Who so loves believes the impossible.
Considered among the most influential figures in the evolution of modern drama theory, Antonin Artaud associated himself with Surrealist writers, artists, and experimental theater groups in Paris during the 1920s. When political differences resulted in his break from the Surrealists, he founded the Theatre Alfred Jarry with Roger Vitrac and Robert Aron. Together they hoped to create a forum for works that would radically change French theater.

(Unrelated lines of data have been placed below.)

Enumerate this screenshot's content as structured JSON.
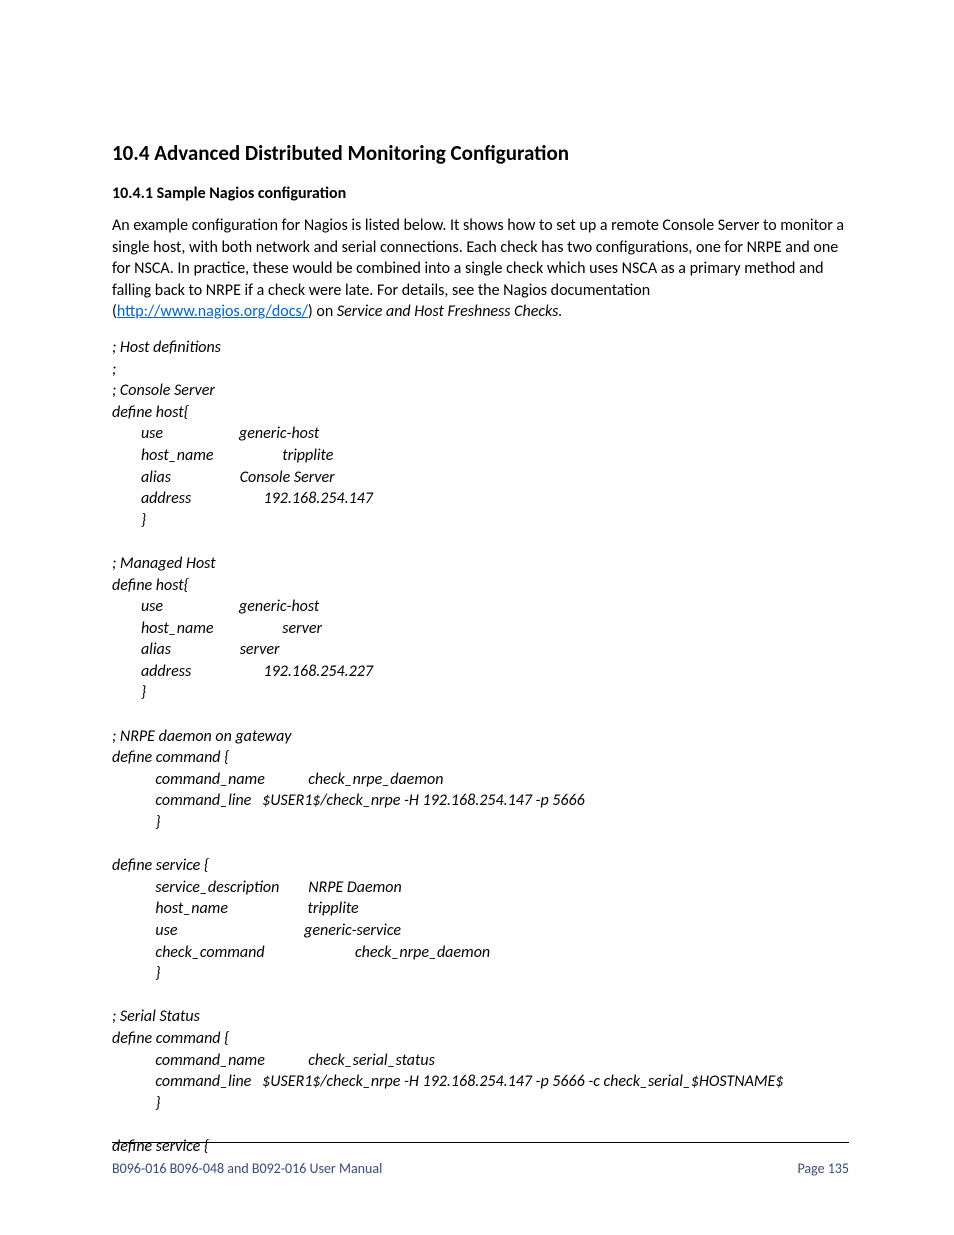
{
  "heading_section": "10.4   Advanced Distributed Monitoring Configuration",
  "heading_sub": "10.4.1   Sample Nagios configuration",
  "intro_parts": {
    "a": "An example configuration for Nagios is listed below. It shows how to set up a remote Console Server to monitor a single host, with both network and serial connections. Each check has two configurations, one for NRPE and one for NSCA. In practice, these would be combined into a single check which uses NSCA as a primary method and falling back to NRPE if a check were late. For details, see the Nagios documentation (",
    "link_text": "http://www.nagios.org/docs/",
    "b": ") on ",
    "ital": "Service and Host Freshness Checks.",
    "link_href": "http://www.nagios.org/docs/"
  },
  "code_block": "; Host definitions\n;\n; Console Server\ndefine host{\n        use                     generic-host\n        host_name                   tripplite\n        alias                   Console Server\n        address                    192.168.254.147\n        }\n\n; Managed Host\ndefine host{\n        use                     generic-host\n        host_name                   server\n        alias                   server\n        address                    192.168.254.227\n        }\n\n; NRPE daemon on gateway\ndefine command {\n            command_name            check_nrpe_daemon\n            command_line   $USER1$/check_nrpe -H 192.168.254.147 -p 5666\n            }\n\ndefine service {\n            service_description        NRPE Daemon\n            host_name                      tripplite\n            use                                   generic-service\n            check_command                         check_nrpe_daemon\n            }\n\n; Serial Status\ndefine command {\n            command_name            check_serial_status\n            command_line   $USER1$/check_nrpe -H 192.168.254.147 -p 5666 -c check_serial_$HOSTNAME$\n            }\n\ndefine service {",
  "footer": {
    "left": "B096-016 B096-048 and B092-016 User Manual",
    "right": "Page 135"
  }
}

Artaud, especially, expressed disdain for Western theater of the day, panning the ordered plot and scripted language his contemporaries typically employed to convey ideas, and he recorded his ideas in such works as Le Theatre de la cruaute and The Theater and Its Double.
The Nerve Meter
by Antonin Artaud